**Your goal:** What is needed is an exact copy of the entries below, with every picture left out.

....

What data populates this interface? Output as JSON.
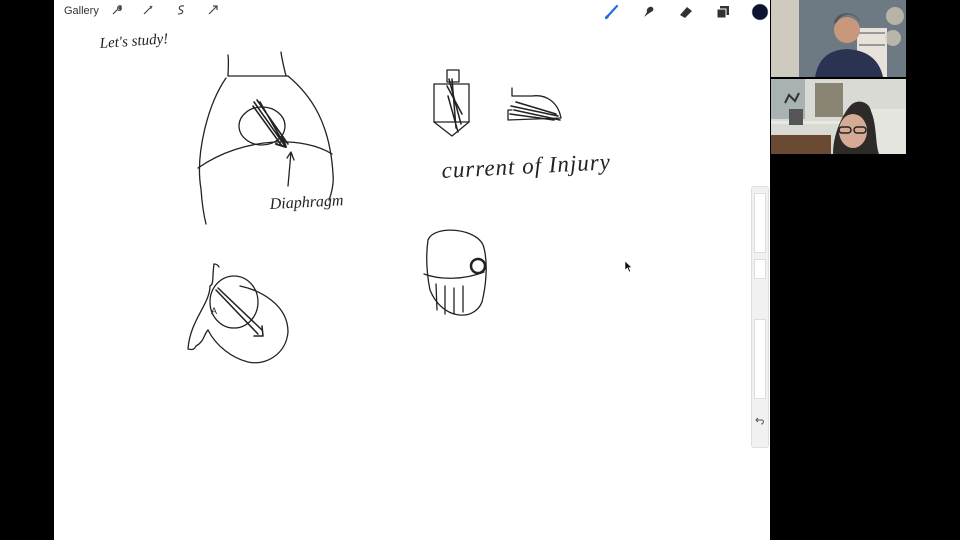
{
  "toolbar": {
    "gallery_label": "Gallery",
    "action_icons": [
      "wrench-icon",
      "magic-wand-icon",
      "selection-icon",
      "transform-icon"
    ],
    "tools": [
      "brush-icon",
      "smudge-icon",
      "eraser-icon",
      "layers-icon",
      "color-swatch"
    ],
    "active_tool_color": "#1e6fd9",
    "current_color": "#0d1433"
  },
  "canvas": {
    "heading": "Let's study!",
    "annotations": {
      "diaphragm": "Diaphragm",
      "current_of_injury": "current of Injury",
      "label_a": "A"
    }
  },
  "side_slider": {
    "undo_icon": "undo-icon"
  },
  "participants": [
    "participant-video-1",
    "participant-video-2"
  ]
}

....

**Expected output:**
What data populates this interface? Output as JSON.
{
  "toolbar": {
    "gallery_label": "Gallery",
    "action_icons": [
      "wrench-icon",
      "magic-wand-icon",
      "selection-icon",
      "transform-icon"
    ],
    "tools": [
      "brush-icon",
      "smudge-icon",
      "eraser-icon",
      "layers-icon",
      "color-swatch"
    ],
    "active_tool_color": "#1e6fd9",
    "current_color": "#0d1433"
  },
  "canvas": {
    "heading": "Let's study!",
    "annotations": {
      "diaphragm": "Diaphragm",
      "current_of_injury": "current of Injury",
      "label_a": "A"
    }
  },
  "side_slider": {
    "undo_icon": "undo-icon"
  },
  "participants": [
    "participant-video-1",
    "participant-video-2"
  ]
}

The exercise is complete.